## Interface dataset entries:
▼

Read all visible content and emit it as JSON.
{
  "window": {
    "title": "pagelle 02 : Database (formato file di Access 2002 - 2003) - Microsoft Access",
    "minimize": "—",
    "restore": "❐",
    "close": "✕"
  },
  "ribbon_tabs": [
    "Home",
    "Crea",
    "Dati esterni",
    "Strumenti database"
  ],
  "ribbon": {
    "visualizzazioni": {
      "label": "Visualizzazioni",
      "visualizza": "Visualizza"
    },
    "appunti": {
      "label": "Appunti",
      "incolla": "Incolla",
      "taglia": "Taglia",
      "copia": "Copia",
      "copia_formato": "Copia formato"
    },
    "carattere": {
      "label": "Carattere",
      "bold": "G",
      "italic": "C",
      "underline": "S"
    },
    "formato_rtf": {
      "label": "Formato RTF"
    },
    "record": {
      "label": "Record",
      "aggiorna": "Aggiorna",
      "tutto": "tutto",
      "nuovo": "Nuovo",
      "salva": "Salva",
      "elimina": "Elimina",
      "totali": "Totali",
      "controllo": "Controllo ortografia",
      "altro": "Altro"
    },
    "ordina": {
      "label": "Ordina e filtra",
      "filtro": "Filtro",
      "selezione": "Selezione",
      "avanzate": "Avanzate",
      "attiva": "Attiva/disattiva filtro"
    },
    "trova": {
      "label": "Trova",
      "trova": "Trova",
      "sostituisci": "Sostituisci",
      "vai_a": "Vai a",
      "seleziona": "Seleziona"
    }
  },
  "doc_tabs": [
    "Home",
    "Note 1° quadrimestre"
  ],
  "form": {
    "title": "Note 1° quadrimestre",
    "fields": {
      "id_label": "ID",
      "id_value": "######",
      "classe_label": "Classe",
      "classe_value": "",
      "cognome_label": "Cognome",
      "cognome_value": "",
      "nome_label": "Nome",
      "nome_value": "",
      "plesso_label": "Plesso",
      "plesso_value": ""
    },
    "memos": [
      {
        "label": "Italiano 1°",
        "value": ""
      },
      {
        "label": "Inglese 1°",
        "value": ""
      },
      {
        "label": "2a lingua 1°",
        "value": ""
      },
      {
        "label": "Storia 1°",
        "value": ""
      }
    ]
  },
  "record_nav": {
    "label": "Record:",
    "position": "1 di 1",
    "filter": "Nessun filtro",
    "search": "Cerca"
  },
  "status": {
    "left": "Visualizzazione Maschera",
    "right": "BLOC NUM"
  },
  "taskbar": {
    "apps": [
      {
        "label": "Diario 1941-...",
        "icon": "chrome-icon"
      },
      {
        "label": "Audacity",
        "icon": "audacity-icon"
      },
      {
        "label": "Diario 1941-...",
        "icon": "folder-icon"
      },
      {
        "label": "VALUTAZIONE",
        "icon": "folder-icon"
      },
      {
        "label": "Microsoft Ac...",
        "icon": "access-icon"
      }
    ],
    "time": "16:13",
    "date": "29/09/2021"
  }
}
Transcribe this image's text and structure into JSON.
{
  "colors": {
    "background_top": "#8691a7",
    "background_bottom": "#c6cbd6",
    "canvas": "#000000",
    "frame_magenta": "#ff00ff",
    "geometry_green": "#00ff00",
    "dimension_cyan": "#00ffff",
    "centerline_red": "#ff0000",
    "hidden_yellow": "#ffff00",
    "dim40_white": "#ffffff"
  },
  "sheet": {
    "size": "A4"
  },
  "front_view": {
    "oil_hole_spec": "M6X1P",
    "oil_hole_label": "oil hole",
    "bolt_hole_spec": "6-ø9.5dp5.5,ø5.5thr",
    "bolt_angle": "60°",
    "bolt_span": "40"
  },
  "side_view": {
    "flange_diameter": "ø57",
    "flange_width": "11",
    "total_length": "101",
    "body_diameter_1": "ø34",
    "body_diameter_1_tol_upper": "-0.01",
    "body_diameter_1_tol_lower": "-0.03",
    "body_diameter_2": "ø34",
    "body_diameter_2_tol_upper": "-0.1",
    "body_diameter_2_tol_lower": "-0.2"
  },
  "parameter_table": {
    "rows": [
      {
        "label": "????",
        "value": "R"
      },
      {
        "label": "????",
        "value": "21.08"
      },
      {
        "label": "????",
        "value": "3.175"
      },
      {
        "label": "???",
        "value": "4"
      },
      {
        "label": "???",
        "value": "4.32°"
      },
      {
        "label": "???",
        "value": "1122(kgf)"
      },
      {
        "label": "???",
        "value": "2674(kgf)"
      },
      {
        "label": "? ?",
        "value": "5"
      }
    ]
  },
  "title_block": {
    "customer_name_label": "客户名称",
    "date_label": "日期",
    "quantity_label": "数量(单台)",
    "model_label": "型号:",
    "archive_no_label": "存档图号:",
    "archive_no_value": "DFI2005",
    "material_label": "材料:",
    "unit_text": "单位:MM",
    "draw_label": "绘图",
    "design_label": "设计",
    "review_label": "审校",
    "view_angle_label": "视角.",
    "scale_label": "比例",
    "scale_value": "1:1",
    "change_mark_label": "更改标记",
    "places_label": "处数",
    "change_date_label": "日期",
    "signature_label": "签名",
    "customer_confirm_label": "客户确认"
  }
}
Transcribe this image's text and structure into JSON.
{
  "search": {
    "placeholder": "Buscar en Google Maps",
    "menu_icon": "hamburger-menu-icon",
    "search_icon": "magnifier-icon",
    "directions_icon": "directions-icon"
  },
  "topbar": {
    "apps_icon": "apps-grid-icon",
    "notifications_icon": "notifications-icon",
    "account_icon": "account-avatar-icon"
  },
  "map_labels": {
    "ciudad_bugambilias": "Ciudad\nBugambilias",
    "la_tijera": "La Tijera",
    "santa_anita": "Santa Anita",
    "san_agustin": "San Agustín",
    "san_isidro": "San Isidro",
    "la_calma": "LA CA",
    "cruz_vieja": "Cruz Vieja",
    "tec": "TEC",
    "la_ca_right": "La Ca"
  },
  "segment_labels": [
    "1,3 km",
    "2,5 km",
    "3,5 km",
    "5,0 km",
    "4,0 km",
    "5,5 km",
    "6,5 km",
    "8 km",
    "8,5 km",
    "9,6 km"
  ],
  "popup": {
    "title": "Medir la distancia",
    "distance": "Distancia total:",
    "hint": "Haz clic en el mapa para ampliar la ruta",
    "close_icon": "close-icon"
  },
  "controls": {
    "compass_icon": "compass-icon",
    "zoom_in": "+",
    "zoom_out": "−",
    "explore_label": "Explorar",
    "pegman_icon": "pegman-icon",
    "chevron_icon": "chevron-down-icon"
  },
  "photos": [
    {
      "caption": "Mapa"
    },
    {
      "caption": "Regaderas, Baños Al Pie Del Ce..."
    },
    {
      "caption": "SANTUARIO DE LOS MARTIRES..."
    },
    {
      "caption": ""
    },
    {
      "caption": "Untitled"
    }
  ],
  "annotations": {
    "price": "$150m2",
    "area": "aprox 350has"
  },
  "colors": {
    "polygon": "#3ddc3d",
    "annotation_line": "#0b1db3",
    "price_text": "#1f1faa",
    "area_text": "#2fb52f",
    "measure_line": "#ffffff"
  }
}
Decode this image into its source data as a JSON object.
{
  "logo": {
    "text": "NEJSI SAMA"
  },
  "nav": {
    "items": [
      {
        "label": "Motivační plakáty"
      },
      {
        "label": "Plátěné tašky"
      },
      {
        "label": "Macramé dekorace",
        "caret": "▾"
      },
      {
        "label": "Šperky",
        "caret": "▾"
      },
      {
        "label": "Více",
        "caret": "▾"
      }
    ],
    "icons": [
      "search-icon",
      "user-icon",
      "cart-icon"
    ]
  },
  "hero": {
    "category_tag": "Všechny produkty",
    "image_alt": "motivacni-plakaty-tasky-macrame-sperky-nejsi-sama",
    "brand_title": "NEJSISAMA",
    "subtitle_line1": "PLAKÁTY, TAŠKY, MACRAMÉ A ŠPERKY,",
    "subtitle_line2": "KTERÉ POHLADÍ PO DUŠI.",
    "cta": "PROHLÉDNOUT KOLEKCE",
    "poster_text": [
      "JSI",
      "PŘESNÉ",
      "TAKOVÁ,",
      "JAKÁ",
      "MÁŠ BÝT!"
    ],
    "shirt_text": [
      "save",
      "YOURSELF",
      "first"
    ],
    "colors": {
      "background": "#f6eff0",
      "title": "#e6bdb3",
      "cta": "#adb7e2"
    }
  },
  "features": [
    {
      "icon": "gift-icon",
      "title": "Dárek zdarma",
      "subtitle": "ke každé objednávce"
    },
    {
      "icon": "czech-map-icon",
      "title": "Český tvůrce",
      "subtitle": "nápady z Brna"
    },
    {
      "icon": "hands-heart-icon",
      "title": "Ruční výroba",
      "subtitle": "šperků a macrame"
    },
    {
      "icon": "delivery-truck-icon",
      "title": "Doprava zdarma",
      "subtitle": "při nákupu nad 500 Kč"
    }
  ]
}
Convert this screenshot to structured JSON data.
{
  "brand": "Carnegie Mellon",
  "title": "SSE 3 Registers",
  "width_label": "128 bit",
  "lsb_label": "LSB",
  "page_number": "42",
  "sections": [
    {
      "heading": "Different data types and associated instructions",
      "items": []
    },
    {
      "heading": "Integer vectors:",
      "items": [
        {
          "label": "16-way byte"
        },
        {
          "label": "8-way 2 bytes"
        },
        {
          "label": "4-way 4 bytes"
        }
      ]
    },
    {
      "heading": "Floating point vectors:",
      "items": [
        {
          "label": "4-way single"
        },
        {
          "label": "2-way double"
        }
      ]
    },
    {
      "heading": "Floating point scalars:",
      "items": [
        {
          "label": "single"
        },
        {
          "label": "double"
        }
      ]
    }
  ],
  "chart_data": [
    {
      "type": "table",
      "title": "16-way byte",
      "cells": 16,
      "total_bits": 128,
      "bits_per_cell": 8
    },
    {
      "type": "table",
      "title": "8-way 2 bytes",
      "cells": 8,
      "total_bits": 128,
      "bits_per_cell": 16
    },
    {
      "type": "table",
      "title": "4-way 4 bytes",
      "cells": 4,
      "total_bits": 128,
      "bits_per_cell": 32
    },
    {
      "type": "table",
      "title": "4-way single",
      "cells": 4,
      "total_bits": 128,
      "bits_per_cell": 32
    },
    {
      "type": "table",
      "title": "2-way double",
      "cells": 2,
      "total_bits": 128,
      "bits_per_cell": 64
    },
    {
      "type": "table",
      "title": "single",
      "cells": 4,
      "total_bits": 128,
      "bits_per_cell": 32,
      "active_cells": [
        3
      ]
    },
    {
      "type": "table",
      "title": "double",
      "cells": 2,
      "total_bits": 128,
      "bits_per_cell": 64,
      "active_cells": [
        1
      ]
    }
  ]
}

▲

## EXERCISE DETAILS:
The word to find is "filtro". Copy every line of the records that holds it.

## ANSWER TO THIS TASK:
      "filtro": "Filtro",
      "attiva": "Attiva/disattiva filtro"
    "filter": "Nessun filtro",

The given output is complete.